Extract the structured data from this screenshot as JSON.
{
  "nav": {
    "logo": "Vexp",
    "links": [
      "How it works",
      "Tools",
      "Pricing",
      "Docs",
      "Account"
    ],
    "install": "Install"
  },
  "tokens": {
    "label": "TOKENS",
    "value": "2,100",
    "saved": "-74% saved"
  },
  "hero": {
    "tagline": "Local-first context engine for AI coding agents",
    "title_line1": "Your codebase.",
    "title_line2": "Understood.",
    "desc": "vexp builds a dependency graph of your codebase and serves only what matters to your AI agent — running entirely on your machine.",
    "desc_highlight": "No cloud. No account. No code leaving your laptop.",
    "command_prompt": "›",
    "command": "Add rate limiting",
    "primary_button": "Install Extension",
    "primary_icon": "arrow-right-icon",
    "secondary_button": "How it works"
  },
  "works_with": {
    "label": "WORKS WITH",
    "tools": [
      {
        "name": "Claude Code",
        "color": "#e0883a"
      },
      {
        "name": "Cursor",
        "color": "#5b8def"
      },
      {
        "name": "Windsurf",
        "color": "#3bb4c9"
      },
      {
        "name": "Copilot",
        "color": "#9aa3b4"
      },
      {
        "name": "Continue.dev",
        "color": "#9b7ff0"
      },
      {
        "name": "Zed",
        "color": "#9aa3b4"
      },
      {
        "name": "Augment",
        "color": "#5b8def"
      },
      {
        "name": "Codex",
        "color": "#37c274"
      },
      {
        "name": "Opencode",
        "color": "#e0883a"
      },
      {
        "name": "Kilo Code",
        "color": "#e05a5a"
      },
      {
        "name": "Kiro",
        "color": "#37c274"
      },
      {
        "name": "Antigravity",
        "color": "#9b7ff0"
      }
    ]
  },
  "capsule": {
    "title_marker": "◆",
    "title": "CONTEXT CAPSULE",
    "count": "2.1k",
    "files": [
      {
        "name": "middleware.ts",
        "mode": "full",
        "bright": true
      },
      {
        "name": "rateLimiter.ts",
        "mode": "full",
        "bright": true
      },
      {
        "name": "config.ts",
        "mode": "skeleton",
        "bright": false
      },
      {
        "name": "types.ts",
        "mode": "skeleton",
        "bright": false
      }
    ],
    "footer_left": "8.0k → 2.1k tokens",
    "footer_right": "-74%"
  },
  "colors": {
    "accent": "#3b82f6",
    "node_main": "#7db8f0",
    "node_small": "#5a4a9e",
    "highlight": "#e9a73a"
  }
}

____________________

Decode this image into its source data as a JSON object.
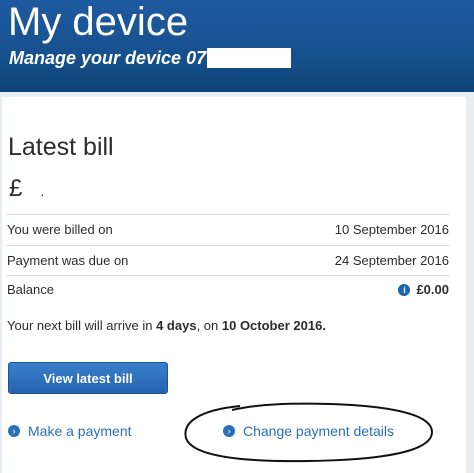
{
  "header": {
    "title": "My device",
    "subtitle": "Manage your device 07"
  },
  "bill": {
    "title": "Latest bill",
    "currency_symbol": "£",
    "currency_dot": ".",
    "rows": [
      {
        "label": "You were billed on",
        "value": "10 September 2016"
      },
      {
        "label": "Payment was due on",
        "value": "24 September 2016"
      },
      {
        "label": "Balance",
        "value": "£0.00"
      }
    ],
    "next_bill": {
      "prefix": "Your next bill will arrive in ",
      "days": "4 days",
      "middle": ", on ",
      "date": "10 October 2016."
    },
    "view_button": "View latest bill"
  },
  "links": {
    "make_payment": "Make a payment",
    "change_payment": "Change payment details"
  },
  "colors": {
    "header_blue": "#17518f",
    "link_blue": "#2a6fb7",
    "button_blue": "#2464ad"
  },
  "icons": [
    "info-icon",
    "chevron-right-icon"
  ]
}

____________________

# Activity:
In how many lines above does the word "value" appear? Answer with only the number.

# Written solution:
4